Tornado Casualties Brought In A helicopter churned over Mercy Hospital, Davenport, Wednesday morning, Sept. 25, 1968, bringing in 20 volunteer "victims" of a tornado that supposedly struck 14 miles west of the Quad-Cities. The air rescue delivery was all part of the hospital's simulated natural disaster test alert that included hospital personnel and Sisters of Mercy, the Davenport Civil Air Patrol, and men from the 1105th Aviation Company (MDM Hel), Davenport. The "casualties" were flown to an emergency heliport on the west hospital grounds and then transferred by ambulance to the hospital's triage area. Hospital officials termed the alert a 'complete success." (Times-Democrat photo)
Civil Defense (Associated Press illustration)

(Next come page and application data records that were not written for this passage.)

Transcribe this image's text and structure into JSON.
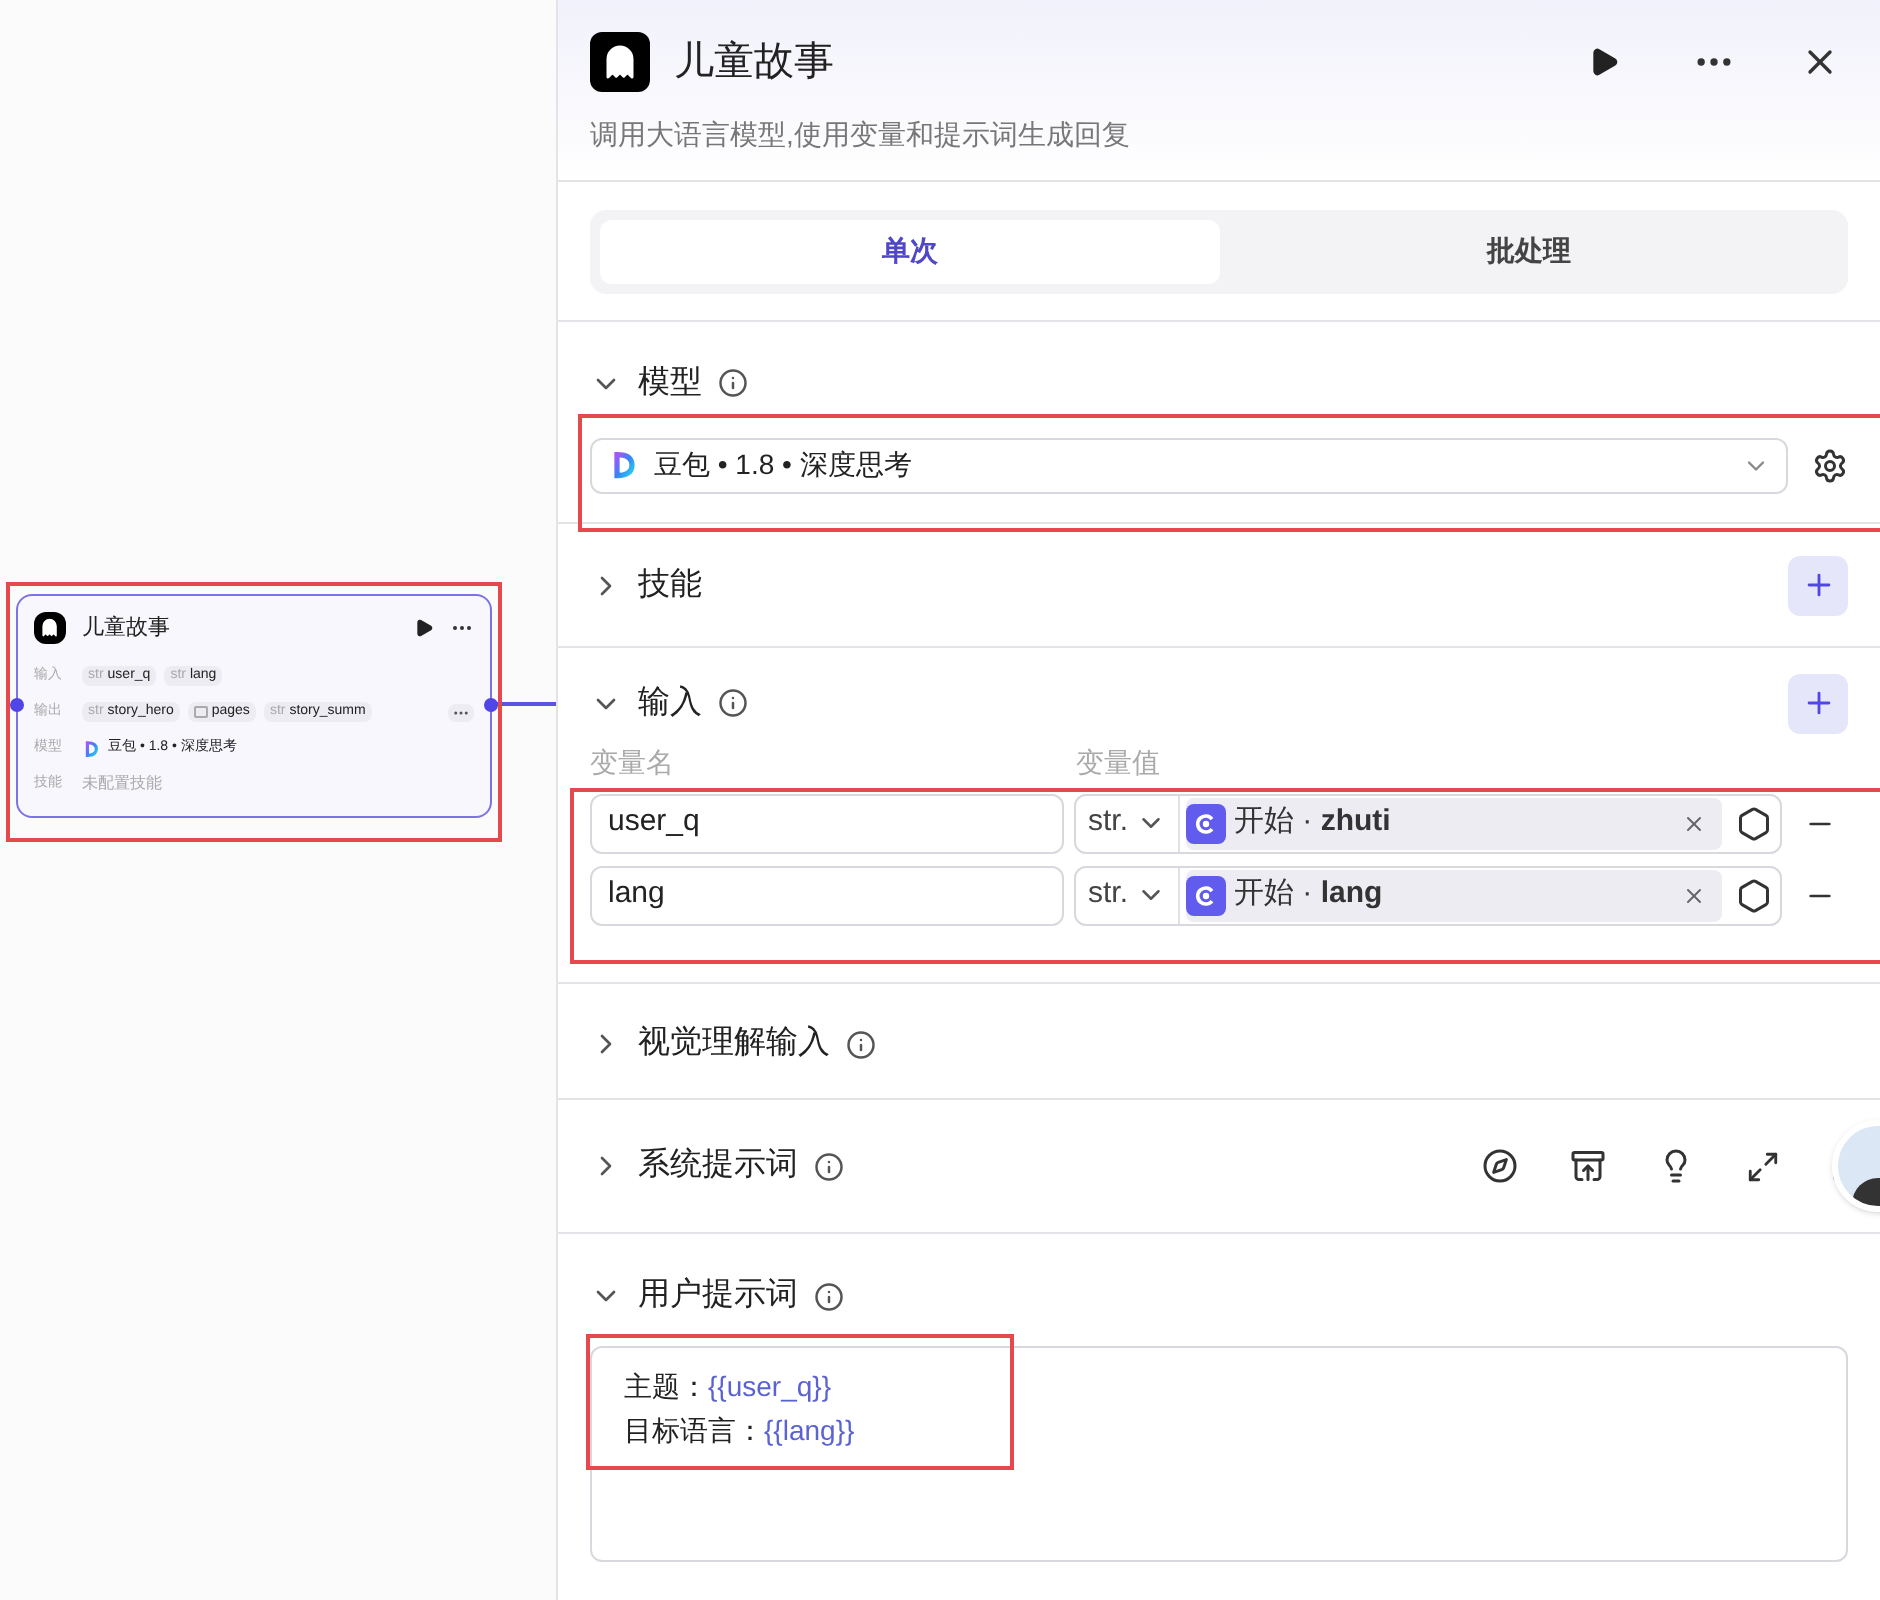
{
  "canvas": {
    "node": {
      "title": "儿童故事",
      "highlighted": true,
      "rows": [
        {
          "kind": "tags",
          "label": "输入",
          "more": false,
          "tags": [
            {
              "kind": "typed",
              "type": "str",
              "name": "user_q"
            },
            {
              "kind": "typed",
              "type": "str",
              "name": "lang"
            }
          ]
        },
        {
          "kind": "tags",
          "label": "输出",
          "more": true,
          "tags": [
            {
              "kind": "typed",
              "type": "str",
              "name": "story_hero"
            },
            {
              "kind": "array",
              "name": "pages"
            },
            {
              "kind": "typed",
              "type": "str",
              "name": "story_summ"
            }
          ]
        },
        {
          "kind": "model",
          "label": "模型",
          "value": "豆包 • 1.8 • 深度思考"
        },
        {
          "kind": "muted",
          "label": "技能",
          "value": "未配置技能"
        }
      ]
    }
  },
  "panel": {
    "title": "儿童故事",
    "description": "调用大语言模型,使用变量和提示词生成回复",
    "tabs": [
      {
        "label": "单次",
        "selected": true
      },
      {
        "label": "批处理",
        "selected": false
      }
    ],
    "sections": [
      {
        "kind": "model",
        "title": "模型",
        "info": true,
        "expanded": true,
        "highlighted": true,
        "value": "豆包 • 1.8 • 深度思考"
      },
      {
        "kind": "skills",
        "title": "技能",
        "info": false,
        "expanded": false
      },
      {
        "kind": "inputs",
        "title": "输入",
        "info": true,
        "expanded": true,
        "highlighted": true,
        "columns": [
          "变量名",
          "变量值"
        ],
        "rows": [
          {
            "name": "user_q",
            "type": "str.",
            "ref": "开始 · **zhuti**"
          },
          {
            "name": "lang",
            "type": "str.",
            "ref": "开始 · **lang**"
          }
        ]
      },
      {
        "kind": "vision",
        "title": "视觉理解输入",
        "info": true,
        "expanded": false
      },
      {
        "kind": "system_prompt",
        "title": "系统提示词",
        "info": true,
        "expanded": false
      },
      {
        "kind": "user_prompt",
        "title": "用户提示词",
        "info": true,
        "expanded": true,
        "highlighted": true,
        "lines": [
          {
            "label": "主题：",
            "variable": "{{user_q}}"
          },
          {
            "label": "目标语言：",
            "variable": "{{lang}}"
          }
        ]
      }
    ]
  }
}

"CRIMINAL NEGLIGENCE" "The way things are now, people will die needlessly from fallout ... we are criminally unprepared," claims Omaha civil defense director William Noyes. He stands here in an Omaha shelter, in front of a stack of cartons containing survival supplies. Noyes and other local civil defense officials call for strong national leadership to inform and mobilize people behind programs. (Associated Press photo)
John E. Davis, a two-term governor from North Dakota, now head of the nation's civil defense apparatus, works at his Pentagon office in Washington. He concedes the U.S. Public is poorly protected, but says he has no present plans to ask Congress for more money or power to improve the system. He forcefully argues that much can be done even within the present budget if only state an local offices would tighten up their operations. (The Associated Press)
BARELY SHELTERED A federal report shows that there are stocked, public fallout shelter spaces for only 61 million Americans. Eight percent of the buildings marked as shelter sites do not have any supplies and instruments. Some of the stocked shelters are not even marked as shelters. The photo shows water storage tins stacked in a Pittsburgh shelter. They are empty. (Associated Press photo)
UPHILL JOB Mrs. Frances Helman is the local civil defense director of Indiana County, Pa. She says that fewer than 10 percent of the county's residents could expect to find a stocked public shelter space. And that there is no nuclear disaster plan for her county since city and county officials have not joined in working one out - this is a commonly heard complaint from civil defense officials across the country. (Associated Press photo)
The circled areas on this map of the City of Davenport show areas covered by the present Civil Defense tornado alert siren system. Officials have said the system covers 25 percent of Davenport's incorporated area.
Roy Lindholme, left, chairman of the Rock Island County Board administration committee, and Arlan Fox, supervisor at the county office building, inspect some of the estimated $1 million worth of civil defense emergency supplies stored in the building's basement and elsewhere in the county. (Photo by Dick Heap/Quad-City Times)
Concrete blocks encase the air intake pipes in the Veigel fallout shelter, the first one built in Rock Island. The air passages follow a maze in order to trap radioactive dust. Published Sunday, May 16, 1976. (Photo by Harry E. Boll/Quad-City Times)
Heinz Veigel, hoists a concrete shield that covers the glass brick window of a fallout shelter he helped his uncle build at their former residence at 2019 42nd St., Rock Island. Published Sunday, May 16, 1976. (Photo by Harry E. Boll/Quad-City Times)
Brenda Kloppenborg, 18, descends into the fallout shelter built by her father, John Kloppenborg. Kloppenborg was the first Davenport resident to take out a construction permit for such a shelter in 1961. Published Sunday, May 16, 1976. (Photo by Larry Fisher/Quad-City Times)
John Kloppenborg and his daughter, Brenda, take a look at the apples now stored in the family fallout shelter. Published Sunday, May 16, 1976. (Photo by Larry Fisher/Quad-City Times)
Mrs. Joseph DeBlois, Bettendorf, moves another box into the fallout shelter beneath the garage of their home. The shelter, which the DeBloises use for storage, was built by the previous owner, Don R. Plumb. Published Sunday, May 16, 1976. (Photo by Harry E. Boll/Quad-City Times)